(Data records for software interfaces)
[Start of Attachment]

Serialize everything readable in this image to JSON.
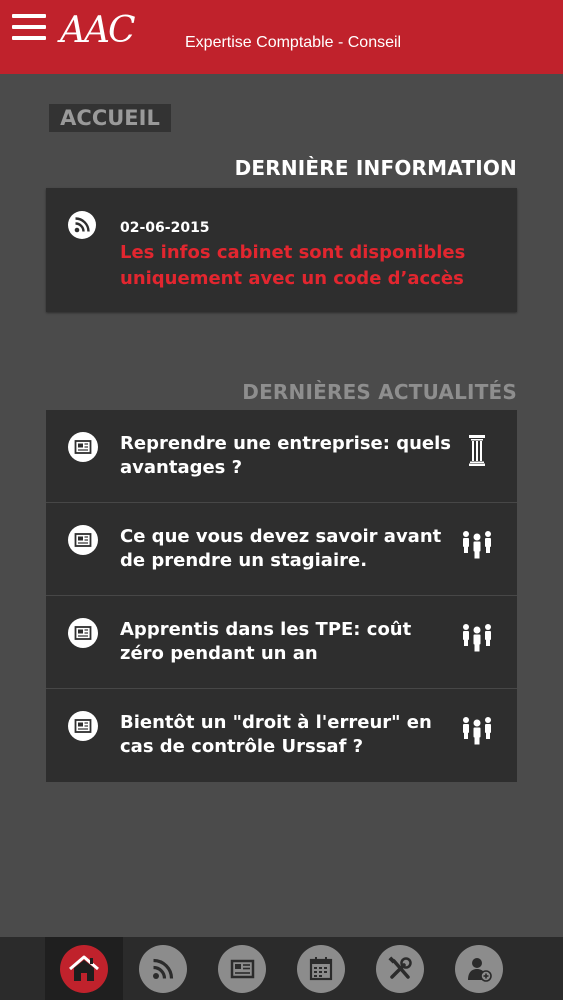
{
  "header": {
    "logo": "AAC",
    "tagline": "Expertise Comptable - Conseil",
    "menu_icon": "hamburger-menu-icon",
    "color": "#c0222c"
  },
  "page": {
    "breadcrumb": "ACCUEIL"
  },
  "last_info": {
    "section_title": "DERNIÈRE INFORMATION",
    "icon": "rss-icon",
    "date": "02-06-2015",
    "text": "Les infos cabinet sont disponibles uniquement avec un code d’accès"
  },
  "news": {
    "section_title": "DERNIÈRES ACTUALITÉS",
    "items": [
      {
        "title": "Reprendre une entreprise: quels avantages ?",
        "icon": "newspaper-icon",
        "category_icon": "column-pillar-icon"
      },
      {
        "title": "Ce que vous devez savoir avant de prendre un stagiaire.",
        "icon": "newspaper-icon",
        "category_icon": "people-group-icon"
      },
      {
        "title": "Apprentis dans les TPE: coût zéro pendant un an",
        "icon": "newspaper-icon",
        "category_icon": "people-group-icon"
      },
      {
        "title": "Bientôt un \"droit à l'erreur\" en cas de contrôle Urssaf ?",
        "icon": "newspaper-icon",
        "category_icon": "people-group-icon"
      }
    ]
  },
  "bottom_nav": {
    "items": [
      {
        "icon": "home-icon",
        "active": true
      },
      {
        "icon": "rss-icon",
        "active": false
      },
      {
        "icon": "newspaper-icon",
        "active": false
      },
      {
        "icon": "calendar-icon",
        "active": false
      },
      {
        "icon": "tools-icon",
        "active": false
      },
      {
        "icon": "add-user-icon",
        "active": false
      }
    ]
  }
}
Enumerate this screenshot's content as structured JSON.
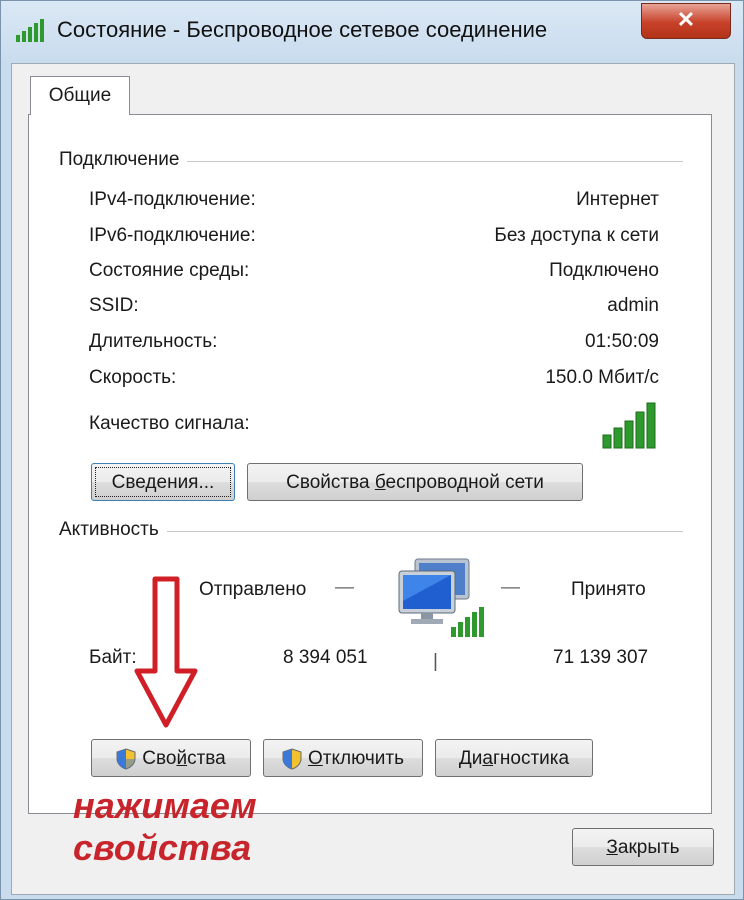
{
  "window": {
    "title": "Состояние - Беспроводное сетевое соединение",
    "close_glyph": "✕"
  },
  "tabs": [
    {
      "label": "Общие",
      "selected": true
    }
  ],
  "connection": {
    "group_label": "Подключение",
    "rows": [
      {
        "label": "IPv4-подключение:",
        "value": "Интернет"
      },
      {
        "label": "IPv6-подключение:",
        "value": "Без доступа к сети"
      },
      {
        "label": "Состояние среды:",
        "value": "Подключено"
      },
      {
        "label": "SSID:",
        "value": "admin"
      },
      {
        "label": "Длительность:",
        "value": "01:50:09"
      },
      {
        "label": "Скорость:",
        "value": "150.0 Мбит/с"
      }
    ],
    "signal_label": "Качество сигнала:",
    "signal_bars_lit": 5,
    "signal_bars_total": 5,
    "details_button": "Сведения...",
    "wireless_props_button_pre": "Свойства ",
    "wireless_props_button_u": "б",
    "wireless_props_button_post": "еспроводной сети"
  },
  "activity": {
    "group_label": "Активность",
    "sent_label": "Отправлено",
    "received_label": "Принято",
    "bytes_label": "Байт:",
    "sent_value": "8 394 051",
    "received_value": "71 139 307",
    "dash": "—",
    "separator": "|"
  },
  "buttons": {
    "properties_pre": "Сво",
    "properties_u": "й",
    "properties_post": "ства",
    "disconnect_u": "О",
    "disconnect_post": "тключить",
    "diagnostics_pre": "Ди",
    "diagnostics_u": "а",
    "diagnostics_post": "гностика",
    "close_u": "З",
    "close_post": "акрыть"
  },
  "annotation": {
    "line1": "нажимаем",
    "line2": "свойства",
    "color": "#c8242c"
  },
  "colors": {
    "signal_green": "#2e9a2e",
    "title_bar": "#c9dcee"
  }
}
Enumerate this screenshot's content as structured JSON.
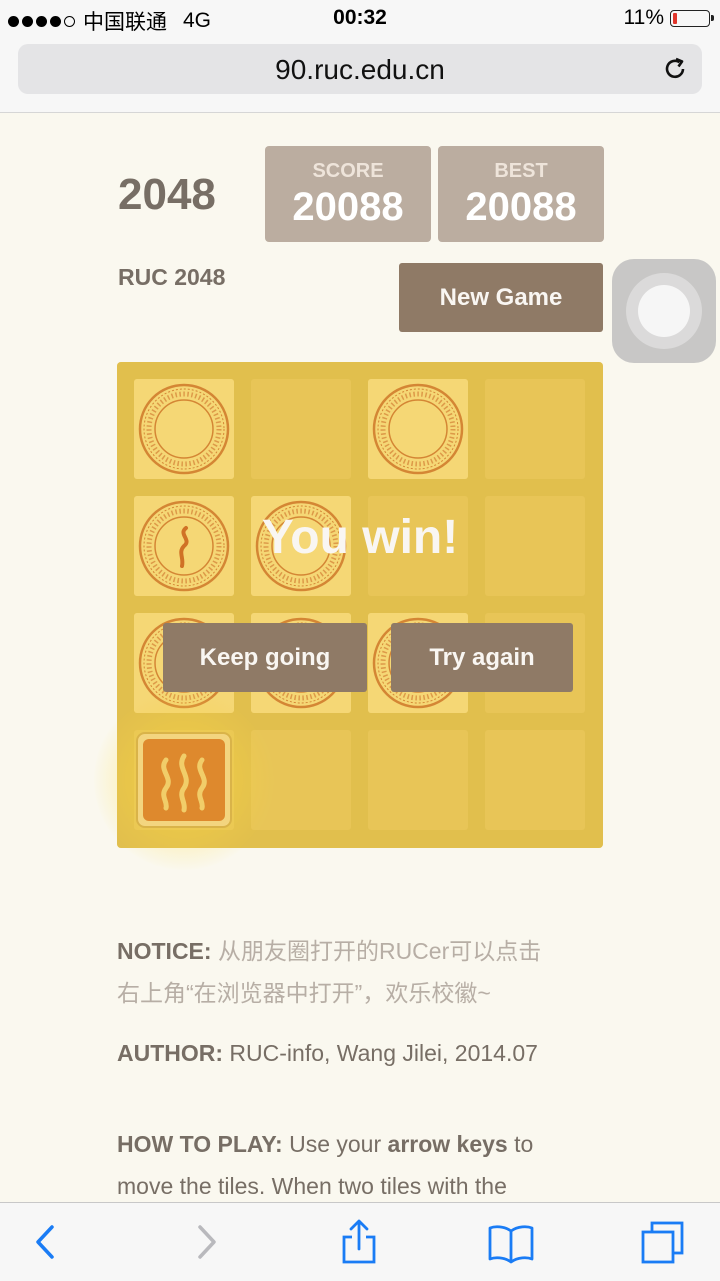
{
  "status_bar": {
    "carrier": "中国联通",
    "network": "4G",
    "time": "00:32",
    "battery_percent": "11%",
    "battery_level": 0.11
  },
  "browser": {
    "url": "90.ruc.edu.cn",
    "reload_icon": "reload-icon"
  },
  "game": {
    "title": "2048",
    "subtitle": "RUC 2048",
    "score_label": "SCORE",
    "score": "20088",
    "best_label": "BEST",
    "best": "20088",
    "new_game_label": "New Game",
    "win_message": "You win!",
    "keep_going_label": "Keep going",
    "try_again_label": "Try again",
    "tiles": [
      {
        "row": 0,
        "col": 0,
        "kind": "ruc-seal"
      },
      {
        "row": 0,
        "col": 2,
        "kind": "ruc-seal"
      },
      {
        "row": 1,
        "col": 0,
        "kind": "ruc-seal-red-mark"
      },
      {
        "row": 1,
        "col": 1,
        "kind": "ruc-seal"
      },
      {
        "row": 2,
        "col": 0,
        "kind": "ruc-seal"
      },
      {
        "row": 2,
        "col": 1,
        "kind": "ruc-seal"
      },
      {
        "row": 2,
        "col": 2,
        "kind": "ruc-seal"
      },
      {
        "row": 3,
        "col": 0,
        "kind": "orange-wave-badge"
      }
    ]
  },
  "notice": {
    "label": "NOTICE:",
    "text_line1": " 从朋友圈打开的RUCer可以点击",
    "text_line2": "右上角“在浏览器中打开”，欢乐校徽~"
  },
  "author": {
    "label": "AUTHOR:",
    "text": " RUC-info, Wang Jilei, 2014.07"
  },
  "how_to_play": {
    "label": "HOW TO PLAY:",
    "text_a": " Use your ",
    "keys": "arrow keys",
    "text_b": " to",
    "line2": "move the tiles. When two tiles with the"
  },
  "toolbar": {
    "icons": [
      "back-icon",
      "forward-icon",
      "share-icon",
      "bookmarks-icon",
      "tabs-icon"
    ]
  },
  "colors": {
    "page_bg": "#faf8ef",
    "text": "#776e65",
    "button": "#8f7a66",
    "score_box": "#bbada0",
    "board": "#d7bd66",
    "ios_blue": "#1a7cf5"
  }
}
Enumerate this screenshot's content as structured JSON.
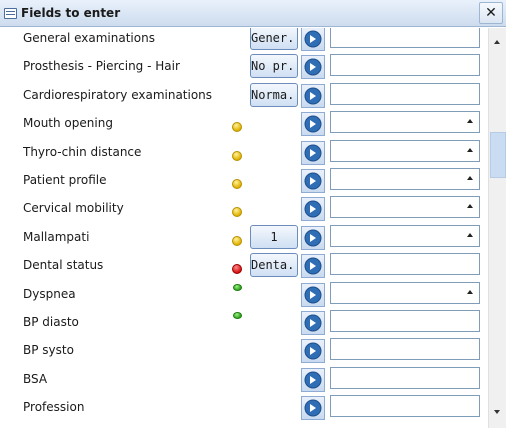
{
  "window": {
    "title": "Fields to enter",
    "close_label": "✕"
  },
  "rows": [
    {
      "label": "General examinations",
      "value_btn": "Gener...",
      "field": "text"
    },
    {
      "label": "Prosthesis - Piercing - Hair",
      "value_btn": "No pr...",
      "field": "text"
    },
    {
      "label": "Cardiorespiratory examinations",
      "value_btn": "Norma...",
      "field": "text"
    },
    {
      "label": "Mouth opening",
      "indicator": "yellow",
      "field": "dropdown"
    },
    {
      "label": "Thyro-chin distance",
      "indicator": "yellow",
      "field": "dropdown"
    },
    {
      "label": "Patient profile",
      "indicator": "yellow",
      "field": "dropdown"
    },
    {
      "label": "Cervical mobility",
      "indicator": "yellow",
      "field": "dropdown"
    },
    {
      "label": "Mallampati",
      "indicator": "yellow",
      "value_btn": "1",
      "field": "dropdown"
    },
    {
      "label": "Dental status",
      "indicator": "red",
      "value_btn": "Denta...",
      "field": "text"
    },
    {
      "label": "Dyspnea",
      "indicator": "green",
      "field": "dropdown"
    },
    {
      "label": "BP diasto",
      "indicator": "green",
      "field": "text"
    },
    {
      "label": "BP systo",
      "field": "text"
    },
    {
      "label": "BSA",
      "field": "text"
    },
    {
      "label": "Profession",
      "field": "text"
    }
  ],
  "colors": {
    "accent": "#2f6db5",
    "indicator_yellow": "#f0c400",
    "indicator_red": "#d41010",
    "indicator_green": "#2ea41a"
  },
  "icons": {
    "title": "form-icon",
    "row_action": "arrow-right-circle-icon",
    "dropdown": "caret-icon"
  }
}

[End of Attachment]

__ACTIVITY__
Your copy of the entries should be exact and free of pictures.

__FINAL ANSWER__
Serialize everything readable in this image to JSON.
{
  "header": {
    "logo": "AAC",
    "tagline": "Expertise Comptable - Conseil",
    "menu_icon": "hamburger-menu-icon",
    "color": "#c0222c"
  },
  "page": {
    "breadcrumb": "ACCUEIL"
  },
  "last_info": {
    "section_title": "DERNIÈRE INFORMATION",
    "icon": "rss-icon",
    "date": "02-06-2015",
    "text": "Les infos cabinet sont disponibles uniquement avec un code d’accès"
  },
  "news": {
    "section_title": "DERNIÈRES ACTUALITÉS",
    "items": [
      {
        "title": "Reprendre une entreprise: quels avantages ?",
        "icon": "newspaper-icon",
        "category_icon": "column-pillar-icon"
      },
      {
        "title": "Ce que vous devez savoir avant de prendre un stagiaire.",
        "icon": "newspaper-icon",
        "category_icon": "people-group-icon"
      },
      {
        "title": "Apprentis dans les TPE: coût zéro pendant un an",
        "icon": "newspaper-icon",
        "category_icon": "people-group-icon"
      },
      {
        "title": "Bientôt un \"droit à l'erreur\" en cas de contrôle Urssaf ?",
        "icon": "newspaper-icon",
        "category_icon": "people-group-icon"
      }
    ]
  },
  "bottom_nav": {
    "items": [
      {
        "icon": "home-icon",
        "active": true
      },
      {
        "icon": "rss-icon",
        "active": false
      },
      {
        "icon": "newspaper-icon",
        "active": false
      },
      {
        "icon": "calendar-icon",
        "active": false
      },
      {
        "icon": "tools-icon",
        "active": false
      },
      {
        "icon": "add-user-icon",
        "active": false
      }
    ]
  }
}
Enumerate this screenshot's content as structured JSON.
{
  "window": {
    "title": "Состояние - Беспроводное сетевое соединение",
    "close_glyph": "✕"
  },
  "tabs": [
    {
      "label": "Общие",
      "selected": true
    }
  ],
  "connection": {
    "group_label": "Подключение",
    "rows": [
      {
        "label": "IPv4-подключение:",
        "value": "Интернет"
      },
      {
        "label": "IPv6-подключение:",
        "value": "Без доступа к сети"
      },
      {
        "label": "Состояние среды:",
        "value": "Подключено"
      },
      {
        "label": "SSID:",
        "value": "admin"
      },
      {
        "label": "Длительность:",
        "value": "01:50:09"
      },
      {
        "label": "Скорость:",
        "value": "150.0 Мбит/с"
      }
    ],
    "signal_label": "Качество сигнала:",
    "signal_bars_lit": 5,
    "signal_bars_total": 5,
    "details_button": "Сведения...",
    "wireless_props_button_pre": "Свойства ",
    "wireless_props_button_u": "б",
    "wireless_props_button_post": "еспроводной сети"
  },
  "activity": {
    "group_label": "Активность",
    "sent_label": "Отправлено",
    "received_label": "Принято",
    "bytes_label": "Байт:",
    "sent_value": "8 394 051",
    "received_value": "71 139 307",
    "dash": "—",
    "separator": "|"
  },
  "buttons": {
    "properties_pre": "Сво",
    "properties_u": "й",
    "properties_post": "ства",
    "disconnect_u": "О",
    "disconnect_post": "тключить",
    "diagnostics_pre": "Ди",
    "diagnostics_u": "а",
    "diagnostics_post": "гностика",
    "close_u": "З",
    "close_post": "акрыть"
  },
  "annotation": {
    "line1": "нажимаем",
    "line2": "свойства",
    "color": "#c8242c"
  },
  "colors": {
    "signal_green": "#2e9a2e",
    "title_bar": "#c9dcee"
  }
}
Enumerate this screenshot's content as structured JSON.
{
  "status_bar": {
    "carrier": "中国联通",
    "network": "4G",
    "time": "00:32",
    "battery_percent": "11%",
    "battery_level": 0.11
  },
  "browser": {
    "url": "90.ruc.edu.cn",
    "reload_icon": "reload-icon"
  },
  "game": {
    "title": "2048",
    "subtitle": "RUC 2048",
    "score_label": "SCORE",
    "score": "20088",
    "best_label": "BEST",
    "best": "20088",
    "new_game_label": "New Game",
    "win_message": "You win!",
    "keep_going_label": "Keep going",
    "try_again_label": "Try again",
    "tiles": [
      {
        "row": 0,
        "col": 0,
        "kind": "ruc-seal"
      },
      {
        "row": 0,
        "col": 2,
        "kind": "ruc-seal"
      },
      {
        "row": 1,
        "col": 0,
        "kind": "ruc-seal-red-mark"
      },
      {
        "row": 1,
        "col": 1,
        "kind": "ruc-seal"
      },
      {
        "row": 2,
        "col": 0,
        "kind": "ruc-seal"
      },
      {
        "row": 2,
        "col": 1,
        "kind": "ruc-seal"
      },
      {
        "row": 2,
        "col": 2,
        "kind": "ruc-seal"
      },
      {
        "row": 3,
        "col": 0,
        "kind": "orange-wave-badge"
      }
    ]
  },
  "notice": {
    "label": "NOTICE:",
    "text_line1": " 从朋友圈打开的RUCer可以点击",
    "text_line2": "右上角“在浏览器中打开”，欢乐校徽~"
  },
  "author": {
    "label": "AUTHOR:",
    "text": " RUC-info, Wang Jilei, 2014.07"
  },
  "how_to_play": {
    "label": "HOW TO PLAY:",
    "text_a": " Use your ",
    "keys": "arrow keys",
    "text_b": " to",
    "line2": "move the tiles. When two tiles with the"
  },
  "toolbar": {
    "icons": [
      "back-icon",
      "forward-icon",
      "share-icon",
      "bookmarks-icon",
      "tabs-icon"
    ]
  },
  "colors": {
    "page_bg": "#faf8ef",
    "text": "#776e65",
    "button": "#8f7a66",
    "score_box": "#bbada0",
    "board": "#d7bd66",
    "ios_blue": "#1a7cf5"
  }
}
Enumerate this screenshot's content as structured JSON.
{
  "window": {
    "title": "Fields to enter",
    "close_label": "✕"
  },
  "rows": [
    {
      "label": "General examinations",
      "value_btn": "Gener...",
      "field": "text"
    },
    {
      "label": "Prosthesis - Piercing - Hair",
      "value_btn": "No pr...",
      "field": "text"
    },
    {
      "label": "Cardiorespiratory examinations",
      "value_btn": "Norma...",
      "field": "text"
    },
    {
      "label": "Mouth opening",
      "indicator": "yellow",
      "field": "dropdown"
    },
    {
      "label": "Thyro-chin distance",
      "indicator": "yellow",
      "field": "dropdown"
    },
    {
      "label": "Patient profile",
      "indicator": "yellow",
      "field": "dropdown"
    },
    {
      "label": "Cervical mobility",
      "indicator": "yellow",
      "field": "dropdown"
    },
    {
      "label": "Mallampati",
      "indicator": "yellow",
      "value_btn": "1",
      "field": "dropdown"
    },
    {
      "label": "Dental status",
      "indicator": "red",
      "value_btn": "Denta...",
      "field": "text"
    },
    {
      "label": "Dyspnea",
      "indicator": "green",
      "field": "dropdown"
    },
    {
      "label": "BP diasto",
      "indicator": "green",
      "field": "text"
    },
    {
      "label": "BP systo",
      "field": "text"
    },
    {
      "label": "BSA",
      "field": "text"
    },
    {
      "label": "Profession",
      "field": "text"
    }
  ],
  "colors": {
    "accent": "#2f6db5",
    "indicator_yellow": "#f0c400",
    "indicator_red": "#d41010",
    "indicator_green": "#2ea41a"
  },
  "icons": {
    "title": "form-icon",
    "row_action": "arrow-right-circle-icon",
    "dropdown": "caret-icon"
  }
}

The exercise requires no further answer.